THE Philippine central bank will likely keep an accommodative policy over the next two years to deal with lingering economic damage from the coronavirus pandemic, Governor Benjamin E. Diokno said on Tuesday.
“We know that this crisis may be protracted,” Mr. Diokno said when asked how long the central bank will continue its bond-buying and liquidity support programs. “At least for the next maybe two years, we’ll be willing to accommodate the economy.”
Policy makers will likely wait a few more quarters before adjusting the benchmark rate again, the governor said in an interview with Bloomberg TV’s David Ingles and Tom Mackenzie. The interview came several weeks after Mr. Diokno said there’s space to adjust monetary policy further, but there is no need to cut the key rate in the coming quarters.
Bangko Sentral ng Pilipinas has been among Asia’s most aggressive central banks in easing policy this year, and has been at the forefront of local virus-relief efforts with the Philippine government mired in debate over fiscal stimulus. The central bank has cut its benchmark interest rate by 175 basis points this year to 2.25%, lowered banks’ reserve requirement ratios by 2 percentage points, bought government securities and eased lending rules to boost liquidity.

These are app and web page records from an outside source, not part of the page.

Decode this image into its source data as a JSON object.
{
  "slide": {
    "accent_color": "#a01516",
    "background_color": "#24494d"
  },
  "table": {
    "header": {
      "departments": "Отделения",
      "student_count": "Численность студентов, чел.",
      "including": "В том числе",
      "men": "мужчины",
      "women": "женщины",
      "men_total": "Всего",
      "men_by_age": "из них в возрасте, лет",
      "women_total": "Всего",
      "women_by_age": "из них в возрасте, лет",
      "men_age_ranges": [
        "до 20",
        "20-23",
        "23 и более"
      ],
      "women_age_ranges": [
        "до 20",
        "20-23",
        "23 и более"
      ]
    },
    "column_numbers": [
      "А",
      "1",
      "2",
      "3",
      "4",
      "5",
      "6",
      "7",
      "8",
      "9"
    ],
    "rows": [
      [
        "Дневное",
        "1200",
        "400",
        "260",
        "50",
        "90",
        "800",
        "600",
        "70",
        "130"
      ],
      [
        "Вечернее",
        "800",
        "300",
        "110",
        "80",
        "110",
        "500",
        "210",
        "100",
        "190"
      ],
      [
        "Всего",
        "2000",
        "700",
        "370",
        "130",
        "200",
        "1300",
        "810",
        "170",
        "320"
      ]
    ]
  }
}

These steps aim to boost an economy expected to contract by the most in more than three decades this year. Business activity has been slow to recover since a two-month lockdown of the country’s main island was eased, with fresh coronavirus cases spiking alongside the reopening.
Mr. Diokno said inflation would remain benign in the next two years, while there are early indications that bank lending — especially to small businesses — has started to pick up. — Bloomberg